The G5's base full-HD matte display isn't anything special, but it does have good color, contrast and off-angle picture quality, and itis reasonably bright. It's not good enough for any sort of critical work where you need color accuracy, but it's fine for entertainment. Also, this panel is 60Hz, which is fine given its GPU, but if you step up to one of the higher-end graphics options for the G5, you might also want to get the 144Hz version of the display Dell offers.
Want to hook up to an external display? There's a HDMI 2.0 port on the rear with the power jack, Gigabit Ethernet and USB 3.1 port. There's also USB-C DisplayPort on the left side with another USB 3.1 and headphone jack. The right has a third USB 3.1 port and an SD card reader. As with the 144Hz display, USB-C Thunderbolt 3 is available when you add more powerful graphics.
The G5 I reviewed was running on a ninth-gen Intel Core i5-9300 and Nvidia's new GeForce GTX 1650. The Intel chip didn't bring much to the table compared to the eighth-gen version. While it's nice to have the latest CPU, you won't see significant performance gains. The GTX 1650 benefits are a little more noticeable, giving you better frame rates than the older GTX 1050 Ti but for about the same price (although less than 1050 Ti laptops originally went for). Its performance falls just below the GTX 1060, which can be found in older gaming laptops around $1,000 such as the Acer Predator Helios 300.
Basically, with the 1650 you're unlikely to hit the smooth 60fps we look for on demanding games at 1920x1080-pixel resolution, but getting over 30fps at that resolution for current titles is doable. If you want headroom for future games you'll want to shell out for a G5 with either a GTX 1660 Ti or ideally a GeForce RTX 2060.
The Nvidia chip does seem to be more power efficient, however. The G5 lasted a little more than 8 hours in our streaming video playback test. That's a time more typical of a current mainstream thin-and-light laptop with integrated graphics, not a gaming laptop with discrete graphics. It's not doing much more than streaming video, of course, but it's still a remarkable battery life for that task.

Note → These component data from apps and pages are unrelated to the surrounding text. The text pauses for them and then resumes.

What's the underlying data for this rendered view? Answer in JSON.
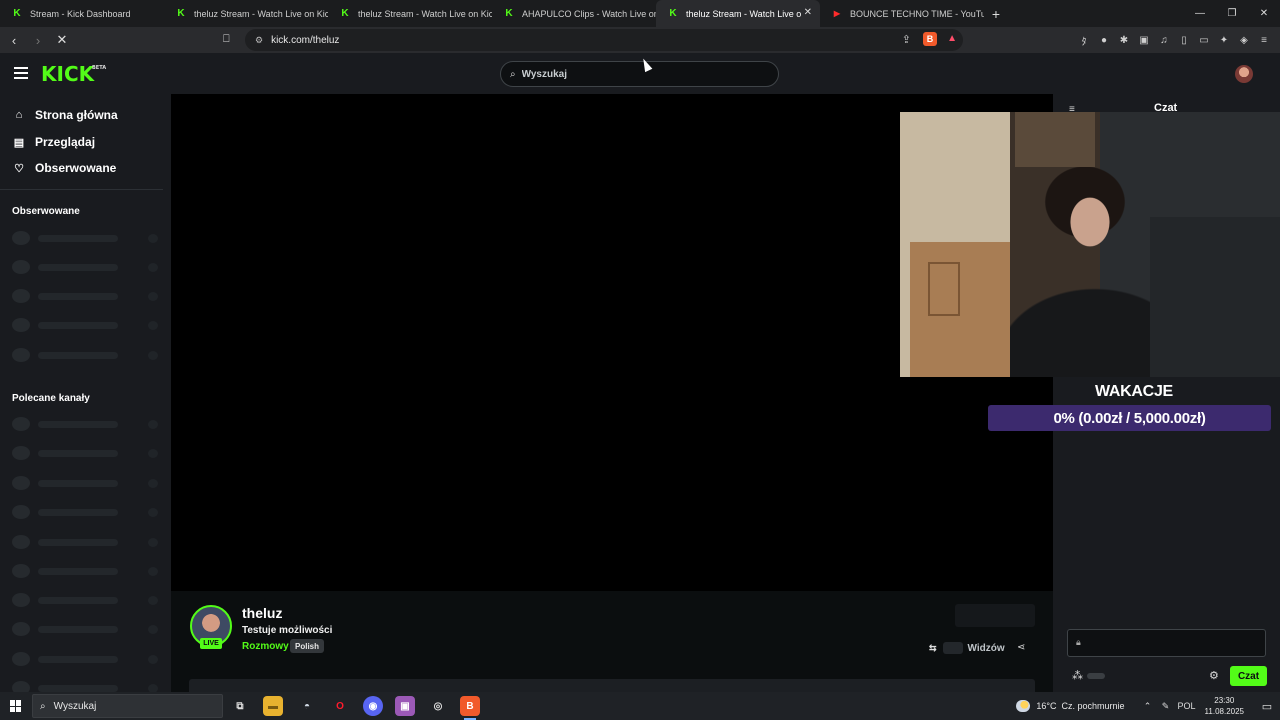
{
  "browser": {
    "tabs": [
      {
        "title": "Stream - Kick Dashboard",
        "favicon": "kick-icon",
        "active": false
      },
      {
        "title": "theluz Stream - Watch Live on Kick",
        "favicon": "kick-icon",
        "active": false
      },
      {
        "title": "theluz Stream - Watch Live on Kick",
        "favicon": "kick-icon",
        "active": false
      },
      {
        "title": "AHAPULCO Clips - Watch Live on Kick",
        "favicon": "kick-icon",
        "active": false
      },
      {
        "title": "theluz Stream - Watch Live on Kick",
        "favicon": "kick-icon",
        "active": true
      },
      {
        "title": "BOUNCE TECHNO TIME - YouTube",
        "favicon": "youtube-icon",
        "active": false
      }
    ],
    "url": "kick.com/theluz"
  },
  "kick": {
    "logo": "KICK",
    "logo_badge": "BETA",
    "search_placeholder": "Wyszukaj",
    "accent": "#53fc18"
  },
  "sidebar": {
    "nav": [
      {
        "label": "Strona główna",
        "icon": "home-icon"
      },
      {
        "label": "Przeglądaj",
        "icon": "browse-icon"
      },
      {
        "label": "Obserwowane",
        "icon": "heart-icon"
      }
    ],
    "followed_heading": "Obserwowane",
    "recommended_heading": "Polecane kanały"
  },
  "stream": {
    "goal_title": "WAKACJE",
    "goal_text": "0% (0.00zł / 5,000.00zł)",
    "goal_progress": 0,
    "goal_color": "#6b3fd0"
  },
  "chat": {
    "title": "Czat",
    "send_label": "Czat"
  },
  "channel": {
    "name": "theluz",
    "live_label": "LIVE",
    "stream_title": "Testuje możliwości",
    "category": "Rozmowy",
    "language": "Polish",
    "viewers_label": "Widzów"
  },
  "taskbar": {
    "search_placeholder": "Wyszukaj",
    "temperature": "16°C",
    "weather": "Cz. pochmurnie",
    "language": "POL",
    "time": "23:30",
    "date": "11.08.2025"
  }
}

The redesigned Dell G5 15 is worth checking out if you like its smaller, slimmer body and want the latest entry-level or midrange graphics from Nvidia. The base model, while fine for what you're getting, is a tougher sell since there are currently better deals out there on older hardware -- including the G5's predecessor. It'll no doubt be more attractively priced toward the end of the year. If you're planning to step up the graphics to Nvidia's GTX 1660 Ti or RTX 2060, however, the G5 15 5590 is a solid value.
|Dell G5 5590||Microsoft Windows 10 Home (64-bit); 2.4GHz Intel Core i5-9300; 8GB DDR4 SDRAM 2,666MHz; 4GB Nvidia GeFroce GTX 1650; 128GB SSD + 1TB HDD|
|Lenovo Legion Y7000P||Microsoft Windows 10 Home (64-bit); 2.2GHz Intel Core i7-8750H; 16GB DDR4 SDRAM 2,666MHz; 6GB Nvidia GeFroce GTX 1060; 1TB SSD|
|Alienware m15||Microsoft Windows 10 Home (64-bit); 2.2GHz Intel Core i7-8750H; 16GB DDR4 SDRAM 2,666MHz; 8GB Nvidia GeFroce GTX 1070 with Max-Q Design; 512GB SSD|
|Lenovo Legion Y730||Microsoft Windows 10 Home (64-bit); 2.2HGz Intel Core i7-8750H; 16GB DDR4 SDRAM 2,666MHz; 4GB Nvidia GeForce GTX 1050Ti; 2TB HDD + 256GB SSD|
|Dell G5 5587||Microsoft Windows 10 Home (64-bit); 2.2HGz Intel Core i7-8750H; 8GB DDR4 SDRAM 2,666MHz; 4GB Nvidia GeForce GTX 1050Ti; 1TB HDD + 128GB SSD|